Format Type : Hardcover
Number of Pages : 90 Pages
Status : Available For Download
Last checked : 21 Minutes ago!

Peter Parley's Almanac for Old and Young (1836) Reviews

  • Satyajeet
    2018-12-02 23:33
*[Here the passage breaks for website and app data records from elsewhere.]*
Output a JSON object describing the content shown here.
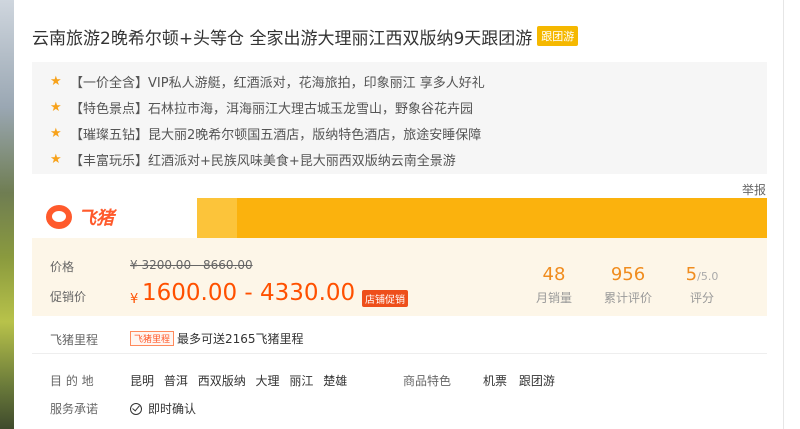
{
  "product": {
    "title": "云南旅游2晚希尔顿+头等仓 全家出游大理丽江西双版纳9天跟团游",
    "tag": "跟团游"
  },
  "highlights": [
    "【一价全含】VIP私人游艇，红酒派对，花海旅拍，印象丽江 享多人好礼",
    "【特色景点】石林拉市海，洱海丽江大理古城玉龙雪山，野象谷花卉园",
    "【璀璨五钻】昆大丽2晚希尔顿国五酒店，版纳特色酒店，旅途安睡保障",
    "【丰富玩乐】红酒派对+民族风味美食+昆大丽西双版纳云南全景游"
  ],
  "report_label": "举报",
  "brand": {
    "logo_text": "飞猪"
  },
  "price": {
    "original_label": "价格",
    "original_value": "¥ 3200.00 - 8660.00",
    "promo_label": "促销价",
    "promo_currency": "¥",
    "promo_value": "1600.00 - 4330.00",
    "promo_tag": "店铺促销"
  },
  "stats": {
    "monthly_sales": {
      "value": "48",
      "label": "月销量"
    },
    "reviews": {
      "value": "956",
      "label": "累计评价"
    },
    "rating": {
      "value": "5",
      "max": "/5.0",
      "label": "评分"
    }
  },
  "mileage": {
    "label": "飞猪里程",
    "tag": "飞猪里程",
    "text": "最多可送2165飞猪里程"
  },
  "destinations": {
    "label": "目 的 地",
    "items": [
      "昆明",
      "普洱",
      "西双版纳",
      "大理",
      "丽江",
      "楚雄"
    ]
  },
  "features": {
    "label": "商品特色",
    "items": [
      "机票",
      "跟团游"
    ]
  },
  "service": {
    "label": "服务承诺",
    "item": "即时确认"
  },
  "colors": {
    "accent_orange": "#ff5000",
    "banner_yellow": "#fbb20d",
    "stat_orange": "#f08c1e",
    "star": "#f7a21b"
  }
}
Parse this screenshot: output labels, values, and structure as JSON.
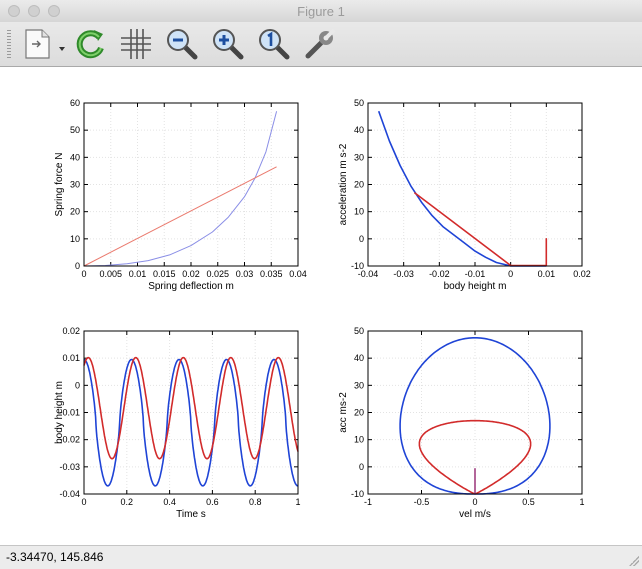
{
  "window": {
    "title": "Figure 1"
  },
  "toolbar": {
    "buttons": [
      {
        "name": "new-document-icon"
      },
      {
        "name": "refresh-icon"
      },
      {
        "name": "grid-icon"
      },
      {
        "name": "zoom-out-icon"
      },
      {
        "name": "zoom-in-icon"
      },
      {
        "name": "zoom-reset-icon"
      },
      {
        "name": "wrench-icon"
      }
    ]
  },
  "status": {
    "coords": "-3.34470,  145.846"
  },
  "colors": {
    "blue": "#1f44d6",
    "red": "#d22b2b",
    "lightblue": "#8a8ee6",
    "lightred": "#ea7a6e"
  },
  "chart_data": [
    {
      "type": "line",
      "title": "",
      "xlabel": "Spring deflection m",
      "ylabel": "Spring force N",
      "xlim": [
        0,
        0.04
      ],
      "ylim": [
        0,
        60
      ],
      "xticks": [
        "0",
        "0.005",
        "0.01",
        "0.015",
        "0.02",
        "0.025",
        "0.03",
        "0.035",
        "0.04"
      ],
      "yticks": [
        "0",
        "10",
        "20",
        "30",
        "40",
        "50",
        "60"
      ],
      "series": [
        {
          "color": "#8a8ee6",
          "kind": "progressive",
          "x": [
            0,
            0.004,
            0.008,
            0.012,
            0.016,
            0.02,
            0.024,
            0.027,
            0.03,
            0.032,
            0.034,
            0.036
          ],
          "y": [
            0,
            0.2,
            0.8,
            2.0,
            4.1,
            7.5,
            12.5,
            18.0,
            25.5,
            32.5,
            42.0,
            57.0
          ]
        },
        {
          "color": "#ea7a6e",
          "kind": "linear",
          "x": [
            0,
            0.036
          ],
          "y": [
            0,
            36.5
          ]
        }
      ]
    },
    {
      "type": "line",
      "title": "",
      "xlabel": "body height m",
      "ylabel": "acceleration m s-2",
      "xlim": [
        -0.04,
        0.02
      ],
      "ylim": [
        -10,
        50
      ],
      "xticks": [
        "-0.04",
        "-0.03",
        "-0.02",
        "-0.01",
        "0",
        "0.01",
        "0.02"
      ],
      "yticks": [
        "-10",
        "0",
        "10",
        "20",
        "30",
        "40",
        "50"
      ],
      "series": [
        {
          "color": "#1f44d6",
          "kind": "progressive",
          "x": [
            -0.037,
            -0.034,
            -0.031,
            -0.028,
            -0.025,
            -0.022,
            -0.019,
            -0.016,
            -0.013,
            -0.01,
            -0.007,
            -0.004,
            0,
            0.01
          ],
          "y": [
            47,
            36,
            27,
            19.5,
            13.5,
            8.5,
            4.5,
            1.5,
            -1.5,
            -4.5,
            -6.8,
            -8.7,
            -10,
            -10
          ]
        },
        {
          "color": "#d22b2b",
          "kind": "linear",
          "x": [
            -0.027,
            0,
            0.01,
            0.01,
            0.01
          ],
          "y": [
            17,
            -9.8,
            -9.8,
            0,
            -9.8
          ]
        }
      ]
    },
    {
      "type": "line",
      "title": "",
      "xlabel": "Time s",
      "ylabel": "body height m",
      "xlim": [
        0,
        1
      ],
      "ylim": [
        -0.04,
        0.02
      ],
      "xticks": [
        "0",
        "0.2",
        "0.4",
        "0.6",
        "0.8",
        "1"
      ],
      "yticks": [
        "-0.04",
        "-0.03",
        "-0.02",
        "-0.01",
        "0",
        "0.01",
        "0.02"
      ],
      "series": [
        {
          "color": "#1f44d6",
          "kind": "progressive",
          "period": 0.222,
          "peak": 0.0095,
          "trough": -0.037
        },
        {
          "color": "#d22b2b",
          "kind": "linear",
          "period": 0.222,
          "peak": 0.0102,
          "trough": -0.027,
          "lag": 0.02
        }
      ]
    },
    {
      "type": "line",
      "title": "",
      "xlabel": "vel m/s",
      "ylabel": "acc ms-2",
      "xlim": [
        -1,
        1
      ],
      "ylim": [
        -10,
        50
      ],
      "xticks": [
        "-1",
        "-0.5",
        "0",
        "0.5",
        "1"
      ],
      "yticks": [
        "-10",
        "0",
        "10",
        "20",
        "30",
        "40",
        "50"
      ],
      "series": [
        {
          "color": "#1f44d6",
          "kind": "progressive",
          "vmax": 0.7,
          "amax": 47.5,
          "amin": -10
        },
        {
          "color": "#d22b2b",
          "kind": "linear",
          "vmax": 0.52,
          "amax": 17,
          "amin": -10
        },
        {
          "color": "#a04080",
          "kind": "spike",
          "x": [
            0,
            0
          ],
          "y": [
            -10,
            -0.5
          ]
        }
      ]
    }
  ]
}
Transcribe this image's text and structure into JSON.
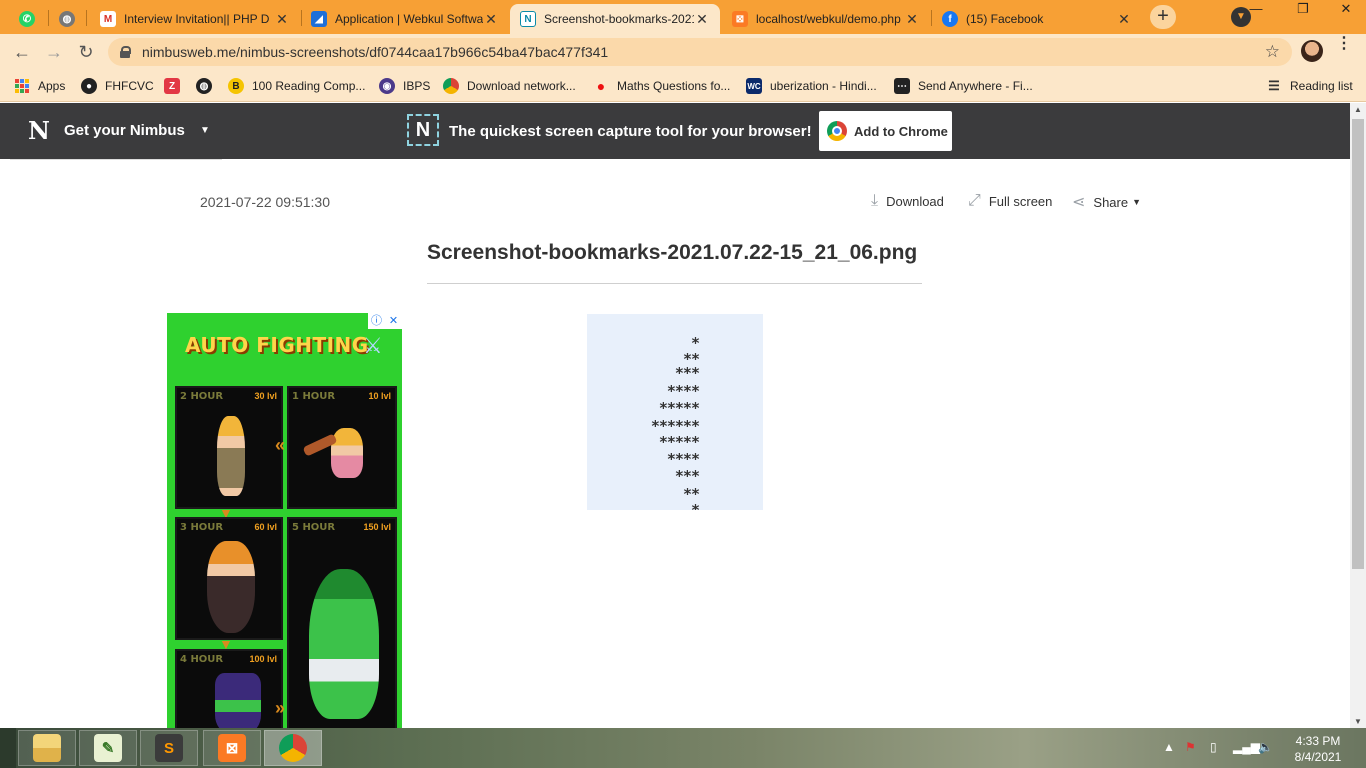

    The excerpt below does not describe what the book is about, it's not a book you'd review, it's an Almanac; a classic one though! I read this scene in December's entry. It has some more random entries like this.“What studies do you intend to pursue," said an erudite pedagogue one day, as a Johnny Raw entered his school room.“Why, I shall study read, I'spose, wouldn't ye’’"Yes, but you will not want to read all the time; are you acquainted with figures?"“It’s a pity if I ain't when I’ve cyphered clean through adoption.”“Adoption! what rule is that?" said the master.“Why, it’s the double rule of two; you know that twice two is four and according to adoption, twice four is two.”“You may take your seat, sir," said the master.“And you may take yours too,” said the pupil, “for it's a poor rule that won’t work both ways.”